Deen said all services are free to victims, which makes funding so important.

“Our philosophy is that families are stronger when we’re all working together,” Deen said. “They can help kids heal faster when the family is strong.“

Little made an appeal to other agencies in Ellis County to assist the CAC in funding on a pro-rata basis.

“They need to look at the statistics of what’s affecting their community and they need to assist us in the meeting the demand for these interviews,” Little said.

All members of the court were present.

During last Tuesday’s Commissioners Court, Ellis County Sheriff Brad Norman (from left) awarded Deputies Jerry Whitt and Bill Beverly the Life Saving Award for their service to save a life in Ellis County last September.

Other items

• Deputies Bill Beverly and Jerry Whitt of the Ellis County Sheriff’s Office were presented with the Lifesaving Award from Sheriff Brad Norman for their actions in an incident on Sept. 10 at the Ellis County Courts Building to save the life of a customer who had collapsed at a service window.

• A request from County Auditor Janet Martin was approved moving the target date for making a new hire in her office from April to immediately because of COVID-related absences in her office.  Commissioners also approved a line-item transfer in the county budget to account for the new position.

• The approved consent agenda consisted of previous meeting minutes, acceptance of various reports, the appointment of James (Norman) Prewitt to a 2-year term on the Emergency Services District No. 9 (Palmer) Board of Directors and William A. Holmes Jr. to a 2-year term on the ESD No. 2 (Midlothian) board of directors, an interlocal cooperation agreement with the city of Red Oak and a few small financial items.

• A lengthy list of plats and replats of properties all less than 17 acres was approved.

• A one-time variance was granted to a property on the west side of Bethel Road in rural Waxahachie for not meeting the minimum road frontage requirement.

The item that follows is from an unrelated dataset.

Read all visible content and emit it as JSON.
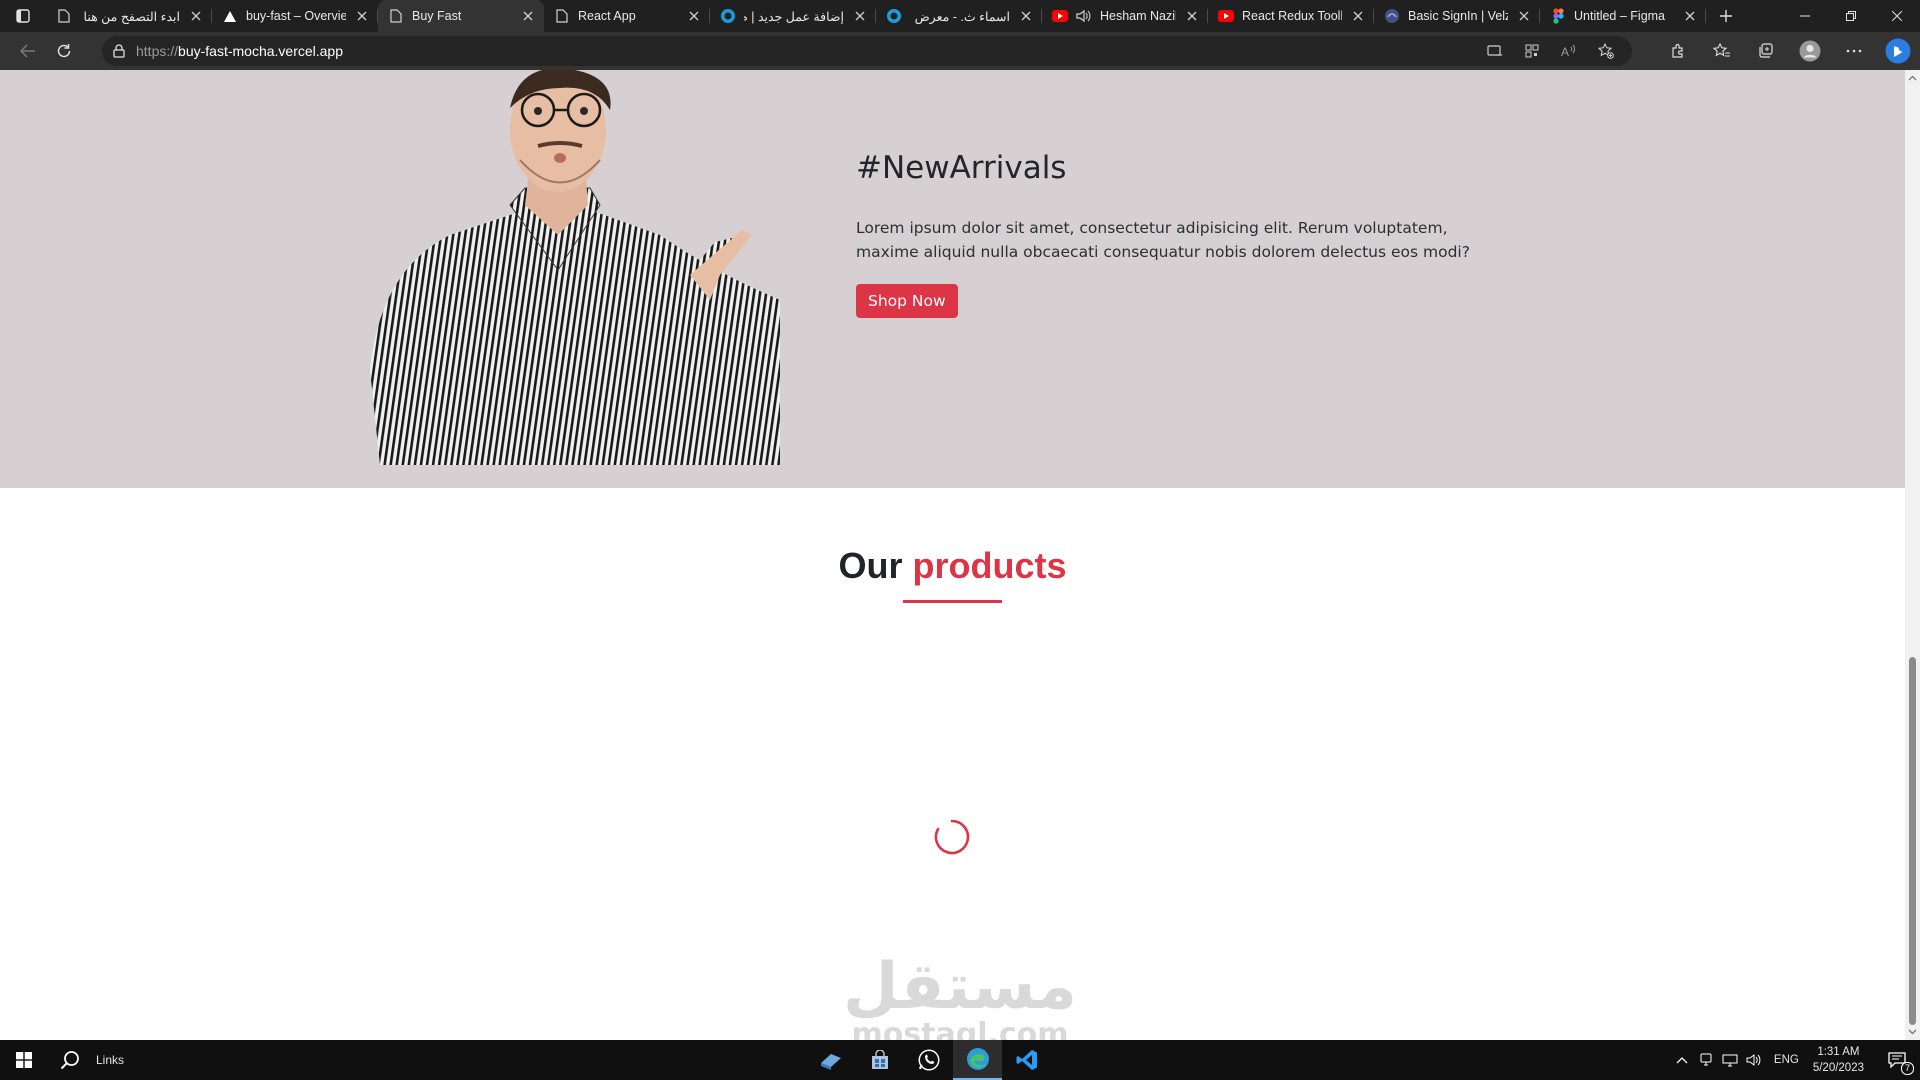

The property was four inches short of meeting the frontage requirement.

• Commissioners tabled a request for another one-time variance for a property west of Brookside Road in Waxahachie’s extraterritorial jurisdiction.  This property has no road frontage at all but is being granted a driveway easement, and Waxahachie is planning future development that will provide access to this property via a proposed new routing of Brookside Road.

• A jack hammer, a weathervane and a pole saw were declared as salvage items by Precinct No. 3 and will be disposed of accordingly.

• A battery replacement for the Joe White Radio Tower was approved in the amount of $6,069 from Grainger. In a related matter, tower lighting equipment purchase and installation for both the Joe White and Region 10 towers were approved in the amount of $77,746. Both actions will use ARPA funds, pending counsel approval. The city of Midlothian will soon be taking over the county’s radio system writ large.

• Primary and secondary purchase bids were approved for washed pea gravel, hot-mix asphalt, emulsified asphalts, oil sand and crushed limestone. Secondary bids will be re-solicited for hot-mix asphalt at the request of Precinct 2 Commissioner Lane Grayson. Oil sand is not typically used in Ellis County but was part of the bids.

• A 2023 Mack MD7 chassis was purchased for Road and Bridge Precinct 2 from Bruckner Truck Sales Inc. for $89,963.

• The court approved the use of up to $20,000 of ARPA funds for PPE and sanitation services as needed.